About this task |
Filter these records by the string "tienes", copying each line that holds it.

Data extracts |
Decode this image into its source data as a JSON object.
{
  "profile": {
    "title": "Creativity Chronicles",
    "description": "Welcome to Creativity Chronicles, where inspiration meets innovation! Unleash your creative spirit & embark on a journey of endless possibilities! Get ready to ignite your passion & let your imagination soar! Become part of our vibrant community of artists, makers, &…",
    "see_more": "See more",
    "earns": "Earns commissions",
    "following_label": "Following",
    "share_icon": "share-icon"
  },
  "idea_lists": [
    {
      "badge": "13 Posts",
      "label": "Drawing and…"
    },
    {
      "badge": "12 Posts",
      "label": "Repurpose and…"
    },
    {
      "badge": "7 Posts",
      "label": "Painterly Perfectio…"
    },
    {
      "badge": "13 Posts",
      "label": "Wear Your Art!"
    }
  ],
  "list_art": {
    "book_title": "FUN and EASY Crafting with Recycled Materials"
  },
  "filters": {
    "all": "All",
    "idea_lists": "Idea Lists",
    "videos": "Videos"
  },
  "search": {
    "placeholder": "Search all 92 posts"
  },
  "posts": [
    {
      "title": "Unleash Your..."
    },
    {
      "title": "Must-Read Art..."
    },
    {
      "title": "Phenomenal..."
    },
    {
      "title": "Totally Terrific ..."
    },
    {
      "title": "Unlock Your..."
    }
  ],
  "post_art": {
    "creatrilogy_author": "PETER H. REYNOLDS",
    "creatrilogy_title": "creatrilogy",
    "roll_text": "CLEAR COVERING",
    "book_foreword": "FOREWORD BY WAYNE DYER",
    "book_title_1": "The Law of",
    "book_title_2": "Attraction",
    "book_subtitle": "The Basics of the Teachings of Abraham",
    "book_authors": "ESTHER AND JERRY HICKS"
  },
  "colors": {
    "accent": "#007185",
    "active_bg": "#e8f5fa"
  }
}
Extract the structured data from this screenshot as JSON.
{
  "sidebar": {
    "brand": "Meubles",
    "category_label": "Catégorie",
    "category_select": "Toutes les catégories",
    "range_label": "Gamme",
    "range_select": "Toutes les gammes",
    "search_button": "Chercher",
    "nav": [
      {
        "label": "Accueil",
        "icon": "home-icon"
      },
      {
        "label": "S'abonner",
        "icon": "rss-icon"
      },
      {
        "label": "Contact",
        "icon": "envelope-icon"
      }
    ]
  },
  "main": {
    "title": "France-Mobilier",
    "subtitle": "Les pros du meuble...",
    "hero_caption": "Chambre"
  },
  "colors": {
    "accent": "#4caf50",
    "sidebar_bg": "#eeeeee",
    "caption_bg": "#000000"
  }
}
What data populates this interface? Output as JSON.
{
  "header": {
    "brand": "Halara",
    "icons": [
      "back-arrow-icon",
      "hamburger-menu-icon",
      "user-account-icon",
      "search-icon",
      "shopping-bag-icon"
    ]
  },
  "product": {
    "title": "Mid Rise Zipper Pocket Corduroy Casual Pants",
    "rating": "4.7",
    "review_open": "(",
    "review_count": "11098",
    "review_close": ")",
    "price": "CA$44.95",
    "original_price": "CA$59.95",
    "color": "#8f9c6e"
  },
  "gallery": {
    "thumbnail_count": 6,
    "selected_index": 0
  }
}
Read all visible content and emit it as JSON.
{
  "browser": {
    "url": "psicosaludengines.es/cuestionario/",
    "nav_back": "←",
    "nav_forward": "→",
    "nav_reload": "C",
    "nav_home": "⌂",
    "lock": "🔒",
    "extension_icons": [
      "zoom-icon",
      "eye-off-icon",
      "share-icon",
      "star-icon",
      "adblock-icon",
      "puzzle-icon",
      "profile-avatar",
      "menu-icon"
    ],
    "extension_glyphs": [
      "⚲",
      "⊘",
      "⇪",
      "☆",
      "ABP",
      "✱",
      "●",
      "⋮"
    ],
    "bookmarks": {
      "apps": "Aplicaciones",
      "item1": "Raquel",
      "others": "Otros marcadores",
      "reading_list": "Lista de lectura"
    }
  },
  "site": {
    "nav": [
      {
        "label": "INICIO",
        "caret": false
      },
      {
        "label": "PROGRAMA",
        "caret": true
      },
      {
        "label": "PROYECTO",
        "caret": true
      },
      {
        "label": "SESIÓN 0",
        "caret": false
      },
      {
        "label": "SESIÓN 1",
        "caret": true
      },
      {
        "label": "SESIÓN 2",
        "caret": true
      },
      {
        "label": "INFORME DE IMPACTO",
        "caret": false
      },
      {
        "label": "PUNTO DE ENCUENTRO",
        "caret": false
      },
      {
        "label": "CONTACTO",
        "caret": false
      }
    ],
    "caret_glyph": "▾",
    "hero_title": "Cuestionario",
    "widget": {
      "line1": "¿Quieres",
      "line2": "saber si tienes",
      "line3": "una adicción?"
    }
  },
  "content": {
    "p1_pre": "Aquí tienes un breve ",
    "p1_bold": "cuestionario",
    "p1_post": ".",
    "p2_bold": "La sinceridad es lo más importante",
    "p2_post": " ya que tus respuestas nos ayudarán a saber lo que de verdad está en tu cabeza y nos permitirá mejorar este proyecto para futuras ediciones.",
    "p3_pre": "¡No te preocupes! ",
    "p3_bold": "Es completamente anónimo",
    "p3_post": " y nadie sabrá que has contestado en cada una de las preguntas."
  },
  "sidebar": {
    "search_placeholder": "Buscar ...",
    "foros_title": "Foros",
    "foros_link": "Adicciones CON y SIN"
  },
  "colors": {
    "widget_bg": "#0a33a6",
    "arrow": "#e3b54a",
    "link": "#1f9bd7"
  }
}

Output of the task |
      "line2": "saber si tienes",
    "p1_pre": "Aquí tienes un breve ",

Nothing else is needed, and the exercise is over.